Items from a data source
****************

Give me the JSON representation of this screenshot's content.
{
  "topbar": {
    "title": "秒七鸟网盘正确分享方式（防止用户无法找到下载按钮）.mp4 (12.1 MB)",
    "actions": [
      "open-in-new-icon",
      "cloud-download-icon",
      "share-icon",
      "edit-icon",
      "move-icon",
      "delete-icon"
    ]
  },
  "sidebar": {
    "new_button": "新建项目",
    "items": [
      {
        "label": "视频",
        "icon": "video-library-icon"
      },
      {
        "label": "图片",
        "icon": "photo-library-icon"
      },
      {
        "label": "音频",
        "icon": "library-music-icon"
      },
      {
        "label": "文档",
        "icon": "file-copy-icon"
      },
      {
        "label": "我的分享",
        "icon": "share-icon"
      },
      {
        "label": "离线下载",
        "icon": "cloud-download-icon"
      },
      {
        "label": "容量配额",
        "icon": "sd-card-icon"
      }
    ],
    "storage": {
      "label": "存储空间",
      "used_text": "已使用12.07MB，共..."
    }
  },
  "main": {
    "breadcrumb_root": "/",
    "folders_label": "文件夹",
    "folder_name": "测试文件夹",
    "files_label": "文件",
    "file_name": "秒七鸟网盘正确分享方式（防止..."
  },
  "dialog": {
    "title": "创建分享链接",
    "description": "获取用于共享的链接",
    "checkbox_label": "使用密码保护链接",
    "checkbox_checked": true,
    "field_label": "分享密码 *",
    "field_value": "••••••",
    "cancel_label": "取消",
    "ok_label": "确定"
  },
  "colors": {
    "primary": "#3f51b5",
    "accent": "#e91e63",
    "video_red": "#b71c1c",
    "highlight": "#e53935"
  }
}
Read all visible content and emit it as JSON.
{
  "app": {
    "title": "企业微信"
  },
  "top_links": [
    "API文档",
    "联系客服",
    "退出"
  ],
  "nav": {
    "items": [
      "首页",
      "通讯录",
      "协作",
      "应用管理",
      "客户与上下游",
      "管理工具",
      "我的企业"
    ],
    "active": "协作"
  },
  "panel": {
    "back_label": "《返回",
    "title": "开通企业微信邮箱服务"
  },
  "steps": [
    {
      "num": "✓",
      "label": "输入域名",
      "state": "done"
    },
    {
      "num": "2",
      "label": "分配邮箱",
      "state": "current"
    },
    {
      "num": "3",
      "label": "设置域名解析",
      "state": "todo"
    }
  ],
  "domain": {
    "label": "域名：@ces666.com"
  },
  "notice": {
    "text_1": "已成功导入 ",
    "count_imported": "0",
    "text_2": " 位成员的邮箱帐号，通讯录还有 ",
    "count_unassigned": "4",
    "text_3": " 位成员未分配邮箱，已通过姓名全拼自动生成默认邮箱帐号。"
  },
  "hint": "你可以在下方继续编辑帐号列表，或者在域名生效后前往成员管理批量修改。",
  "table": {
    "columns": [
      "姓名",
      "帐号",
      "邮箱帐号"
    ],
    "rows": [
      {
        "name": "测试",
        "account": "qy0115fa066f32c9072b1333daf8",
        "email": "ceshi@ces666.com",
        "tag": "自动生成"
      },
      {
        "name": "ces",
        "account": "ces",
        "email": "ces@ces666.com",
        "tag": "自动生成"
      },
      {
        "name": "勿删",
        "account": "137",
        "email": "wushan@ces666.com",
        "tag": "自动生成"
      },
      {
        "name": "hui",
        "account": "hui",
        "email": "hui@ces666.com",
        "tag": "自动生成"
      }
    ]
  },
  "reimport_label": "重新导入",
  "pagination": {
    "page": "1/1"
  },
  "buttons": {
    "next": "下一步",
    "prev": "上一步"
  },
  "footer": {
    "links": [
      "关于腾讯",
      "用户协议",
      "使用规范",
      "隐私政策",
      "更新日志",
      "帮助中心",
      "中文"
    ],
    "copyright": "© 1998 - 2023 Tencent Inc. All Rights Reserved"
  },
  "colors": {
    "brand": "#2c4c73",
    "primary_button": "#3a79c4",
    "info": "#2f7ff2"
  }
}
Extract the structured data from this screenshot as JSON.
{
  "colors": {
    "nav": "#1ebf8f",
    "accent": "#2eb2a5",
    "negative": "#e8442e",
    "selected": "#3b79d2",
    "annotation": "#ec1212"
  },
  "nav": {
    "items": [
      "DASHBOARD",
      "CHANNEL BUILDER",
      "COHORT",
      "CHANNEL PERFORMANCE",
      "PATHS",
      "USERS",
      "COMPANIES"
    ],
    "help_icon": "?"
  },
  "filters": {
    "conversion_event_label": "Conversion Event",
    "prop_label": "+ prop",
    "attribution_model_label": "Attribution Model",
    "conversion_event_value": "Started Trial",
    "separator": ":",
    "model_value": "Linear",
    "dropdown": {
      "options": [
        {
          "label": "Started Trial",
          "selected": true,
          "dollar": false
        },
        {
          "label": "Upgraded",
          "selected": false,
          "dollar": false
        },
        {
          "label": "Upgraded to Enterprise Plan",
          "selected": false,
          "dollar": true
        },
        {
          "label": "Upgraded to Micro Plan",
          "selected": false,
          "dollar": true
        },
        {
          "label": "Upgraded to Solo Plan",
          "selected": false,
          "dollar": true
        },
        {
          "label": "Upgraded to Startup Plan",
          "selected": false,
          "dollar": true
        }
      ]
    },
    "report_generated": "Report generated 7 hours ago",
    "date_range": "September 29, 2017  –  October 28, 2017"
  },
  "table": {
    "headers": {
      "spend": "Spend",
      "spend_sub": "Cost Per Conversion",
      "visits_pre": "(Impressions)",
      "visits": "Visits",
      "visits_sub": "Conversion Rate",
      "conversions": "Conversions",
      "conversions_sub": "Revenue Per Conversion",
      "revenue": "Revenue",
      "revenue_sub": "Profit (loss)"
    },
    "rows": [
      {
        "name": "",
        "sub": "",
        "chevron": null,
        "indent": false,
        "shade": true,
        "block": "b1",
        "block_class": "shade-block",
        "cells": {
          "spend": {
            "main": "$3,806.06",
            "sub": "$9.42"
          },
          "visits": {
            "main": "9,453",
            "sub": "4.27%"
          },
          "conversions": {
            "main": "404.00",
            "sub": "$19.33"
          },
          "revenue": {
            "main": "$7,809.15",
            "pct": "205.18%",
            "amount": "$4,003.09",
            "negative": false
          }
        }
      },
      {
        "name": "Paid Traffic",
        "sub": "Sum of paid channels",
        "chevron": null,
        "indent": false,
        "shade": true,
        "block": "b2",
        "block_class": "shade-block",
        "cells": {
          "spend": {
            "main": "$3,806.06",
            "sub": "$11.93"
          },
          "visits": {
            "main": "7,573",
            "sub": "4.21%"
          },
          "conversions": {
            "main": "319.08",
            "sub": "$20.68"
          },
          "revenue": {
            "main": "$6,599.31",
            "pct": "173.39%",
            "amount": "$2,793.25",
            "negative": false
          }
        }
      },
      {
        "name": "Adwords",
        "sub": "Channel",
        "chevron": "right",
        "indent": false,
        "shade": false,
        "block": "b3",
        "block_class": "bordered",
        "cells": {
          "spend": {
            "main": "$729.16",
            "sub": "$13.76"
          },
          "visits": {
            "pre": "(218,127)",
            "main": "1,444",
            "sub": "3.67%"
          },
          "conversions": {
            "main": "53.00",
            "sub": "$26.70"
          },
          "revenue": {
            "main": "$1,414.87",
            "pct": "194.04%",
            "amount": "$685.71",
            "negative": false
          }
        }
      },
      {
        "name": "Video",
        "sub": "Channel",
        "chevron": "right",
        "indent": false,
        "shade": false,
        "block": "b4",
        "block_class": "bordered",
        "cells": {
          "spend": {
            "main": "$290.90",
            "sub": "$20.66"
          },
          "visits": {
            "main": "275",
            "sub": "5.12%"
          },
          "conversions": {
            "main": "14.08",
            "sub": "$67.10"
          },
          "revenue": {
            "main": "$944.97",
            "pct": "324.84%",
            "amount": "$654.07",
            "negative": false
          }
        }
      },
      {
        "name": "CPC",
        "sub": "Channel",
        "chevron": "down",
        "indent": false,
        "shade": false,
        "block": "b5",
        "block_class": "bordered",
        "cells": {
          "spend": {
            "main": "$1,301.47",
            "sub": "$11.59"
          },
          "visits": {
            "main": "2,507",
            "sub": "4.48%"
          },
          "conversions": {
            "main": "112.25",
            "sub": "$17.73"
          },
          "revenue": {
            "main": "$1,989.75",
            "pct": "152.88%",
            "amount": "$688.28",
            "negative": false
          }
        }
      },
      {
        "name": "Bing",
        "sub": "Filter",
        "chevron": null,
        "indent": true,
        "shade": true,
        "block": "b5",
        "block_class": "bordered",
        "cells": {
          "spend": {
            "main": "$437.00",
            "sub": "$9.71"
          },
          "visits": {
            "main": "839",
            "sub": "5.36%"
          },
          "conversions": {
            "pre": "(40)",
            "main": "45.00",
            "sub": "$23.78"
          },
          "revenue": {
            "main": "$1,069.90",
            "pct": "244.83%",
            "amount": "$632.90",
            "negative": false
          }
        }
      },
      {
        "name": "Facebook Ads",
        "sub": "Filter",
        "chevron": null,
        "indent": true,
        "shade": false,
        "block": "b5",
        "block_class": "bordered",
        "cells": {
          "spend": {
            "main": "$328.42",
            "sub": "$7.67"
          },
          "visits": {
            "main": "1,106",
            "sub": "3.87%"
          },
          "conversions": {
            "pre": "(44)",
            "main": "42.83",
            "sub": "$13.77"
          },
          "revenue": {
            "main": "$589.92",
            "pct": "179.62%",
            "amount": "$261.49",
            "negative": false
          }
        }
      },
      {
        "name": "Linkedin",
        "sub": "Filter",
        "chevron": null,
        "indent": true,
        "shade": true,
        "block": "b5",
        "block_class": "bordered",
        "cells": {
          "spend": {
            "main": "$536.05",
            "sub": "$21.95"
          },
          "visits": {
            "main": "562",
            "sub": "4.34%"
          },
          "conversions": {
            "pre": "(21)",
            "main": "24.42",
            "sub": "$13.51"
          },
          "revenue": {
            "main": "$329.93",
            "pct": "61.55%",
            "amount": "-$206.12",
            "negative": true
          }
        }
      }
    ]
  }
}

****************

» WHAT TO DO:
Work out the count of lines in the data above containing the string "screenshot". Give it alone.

» RESPONSE TO THIS TASK:
2